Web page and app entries
::::
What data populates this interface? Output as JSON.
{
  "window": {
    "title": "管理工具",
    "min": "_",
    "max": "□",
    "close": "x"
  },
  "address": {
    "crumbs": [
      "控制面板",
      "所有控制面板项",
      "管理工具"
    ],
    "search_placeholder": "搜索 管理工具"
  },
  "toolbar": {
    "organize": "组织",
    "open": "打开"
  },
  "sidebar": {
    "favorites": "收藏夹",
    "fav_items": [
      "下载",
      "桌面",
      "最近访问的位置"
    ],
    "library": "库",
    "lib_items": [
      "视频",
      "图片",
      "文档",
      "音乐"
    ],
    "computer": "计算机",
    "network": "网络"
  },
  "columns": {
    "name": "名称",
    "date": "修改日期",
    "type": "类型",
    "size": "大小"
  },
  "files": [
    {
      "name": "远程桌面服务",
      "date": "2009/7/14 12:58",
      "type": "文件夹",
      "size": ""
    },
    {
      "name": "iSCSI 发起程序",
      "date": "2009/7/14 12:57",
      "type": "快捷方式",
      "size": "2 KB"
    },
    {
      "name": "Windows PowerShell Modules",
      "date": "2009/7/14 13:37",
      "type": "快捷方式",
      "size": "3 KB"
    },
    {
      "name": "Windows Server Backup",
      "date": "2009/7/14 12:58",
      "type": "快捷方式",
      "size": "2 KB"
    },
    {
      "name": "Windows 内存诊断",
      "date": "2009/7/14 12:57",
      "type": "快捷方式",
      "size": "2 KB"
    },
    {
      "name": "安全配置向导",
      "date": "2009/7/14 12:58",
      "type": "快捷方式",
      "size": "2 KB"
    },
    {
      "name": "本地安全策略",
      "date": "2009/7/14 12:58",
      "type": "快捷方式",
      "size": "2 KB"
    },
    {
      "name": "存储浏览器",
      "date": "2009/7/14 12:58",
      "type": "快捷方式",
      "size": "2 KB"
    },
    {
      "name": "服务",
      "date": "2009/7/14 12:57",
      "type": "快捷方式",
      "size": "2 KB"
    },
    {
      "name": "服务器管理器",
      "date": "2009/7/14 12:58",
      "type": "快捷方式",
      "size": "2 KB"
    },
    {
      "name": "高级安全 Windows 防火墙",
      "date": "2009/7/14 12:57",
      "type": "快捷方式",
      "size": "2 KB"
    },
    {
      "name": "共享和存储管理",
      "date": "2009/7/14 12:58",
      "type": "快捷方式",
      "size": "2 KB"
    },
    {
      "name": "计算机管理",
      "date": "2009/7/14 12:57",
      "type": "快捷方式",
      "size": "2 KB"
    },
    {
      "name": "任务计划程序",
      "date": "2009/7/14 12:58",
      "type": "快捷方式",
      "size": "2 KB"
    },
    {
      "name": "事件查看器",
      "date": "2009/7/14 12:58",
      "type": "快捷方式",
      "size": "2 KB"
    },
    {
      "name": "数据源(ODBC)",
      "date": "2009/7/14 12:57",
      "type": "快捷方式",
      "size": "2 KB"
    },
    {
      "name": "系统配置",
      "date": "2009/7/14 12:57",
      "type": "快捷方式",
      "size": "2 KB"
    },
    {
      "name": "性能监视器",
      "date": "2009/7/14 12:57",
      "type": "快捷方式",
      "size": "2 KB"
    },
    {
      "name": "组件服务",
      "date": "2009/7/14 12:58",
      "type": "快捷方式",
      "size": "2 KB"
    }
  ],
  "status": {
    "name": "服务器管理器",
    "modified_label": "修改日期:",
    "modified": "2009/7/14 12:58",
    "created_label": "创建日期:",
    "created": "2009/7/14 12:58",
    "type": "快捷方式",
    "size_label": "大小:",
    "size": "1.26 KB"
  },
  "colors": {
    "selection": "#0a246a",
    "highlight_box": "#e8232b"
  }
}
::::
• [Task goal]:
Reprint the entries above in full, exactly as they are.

• [Expected answer]:
What data populates this interface? Output as JSON.
{
  "window": {
    "title": "管理工具",
    "min": "_",
    "max": "□",
    "close": "x"
  },
  "address": {
    "crumbs": [
      "控制面板",
      "所有控制面板项",
      "管理工具"
    ],
    "search_placeholder": "搜索 管理工具"
  },
  "toolbar": {
    "organize": "组织",
    "open": "打开"
  },
  "sidebar": {
    "favorites": "收藏夹",
    "fav_items": [
      "下载",
      "桌面",
      "最近访问的位置"
    ],
    "library": "库",
    "lib_items": [
      "视频",
      "图片",
      "文档",
      "音乐"
    ],
    "computer": "计算机",
    "network": "网络"
  },
  "columns": {
    "name": "名称",
    "date": "修改日期",
    "type": "类型",
    "size": "大小"
  },
  "files": [
    {
      "name": "远程桌面服务",
      "date": "2009/7/14 12:58",
      "type": "文件夹",
      "size": ""
    },
    {
      "name": "iSCSI 发起程序",
      "date": "2009/7/14 12:57",
      "type": "快捷方式",
      "size": "2 KB"
    },
    {
      "name": "Windows PowerShell Modules",
      "date": "2009/7/14 13:37",
      "type": "快捷方式",
      "size": "3 KB"
    },
    {
      "name": "Windows Server Backup",
      "date": "2009/7/14 12:58",
      "type": "快捷方式",
      "size": "2 KB"
    },
    {
      "name": "Windows 内存诊断",
      "date": "2009/7/14 12:57",
      "type": "快捷方式",
      "size": "2 KB"
    },
    {
      "name": "安全配置向导",
      "date": "2009/7/14 12:58",
      "type": "快捷方式",
      "size": "2 KB"
    },
    {
      "name": "本地安全策略",
      "date": "2009/7/14 12:58",
      "type": "快捷方式",
      "size": "2 KB"
    },
    {
      "name": "存储浏览器",
      "date": "2009/7/14 12:58",
      "type": "快捷方式",
      "size": "2 KB"
    },
    {
      "name": "服务",
      "date": "2009/7/14 12:57",
      "type": "快捷方式",
      "size": "2 KB"
    },
    {
      "name": "服务器管理器",
      "date": "2009/7/14 12:58",
      "type": "快捷方式",
      "size": "2 KB"
    },
    {
      "name": "高级安全 Windows 防火墙",
      "date": "2009/7/14 12:57",
      "type": "快捷方式",
      "size": "2 KB"
    },
    {
      "name": "共享和存储管理",
      "date": "2009/7/14 12:58",
      "type": "快捷方式",
      "size": "2 KB"
    },
    {
      "name": "计算机管理",
      "date": "2009/7/14 12:57",
      "type": "快捷方式",
      "size": "2 KB"
    },
    {
      "name": "任务计划程序",
      "date": "2009/7/14 12:58",
      "type": "快捷方式",
      "size": "2 KB"
    },
    {
      "name": "事件查看器",
      "date": "2009/7/14 12:58",
      "type": "快捷方式",
      "size": "2 KB"
    },
    {
      "name": "数据源(ODBC)",
      "date": "2009/7/14 12:57",
      "type": "快捷方式",
      "size": "2 KB"
    },
    {
      "name": "系统配置",
      "date": "2009/7/14 12:57",
      "type": "快捷方式",
      "size": "2 KB"
    },
    {
      "name": "性能监视器",
      "date": "2009/7/14 12:57",
      "type": "快捷方式",
      "size": "2 KB"
    },
    {
      "name": "组件服务",
      "date": "2009/7/14 12:58",
      "type": "快捷方式",
      "size": "2 KB"
    }
  ],
  "status": {
    "name": "服务器管理器",
    "modified_label": "修改日期:",
    "modified": "2009/7/14 12:58",
    "created_label": "创建日期:",
    "created": "2009/7/14 12:58",
    "type": "快捷方式",
    "size_label": "大小:",
    "size": "1.26 KB"
  },
  "colors": {
    "selection": "#0a246a",
    "highlight_box": "#e8232b"
  }
}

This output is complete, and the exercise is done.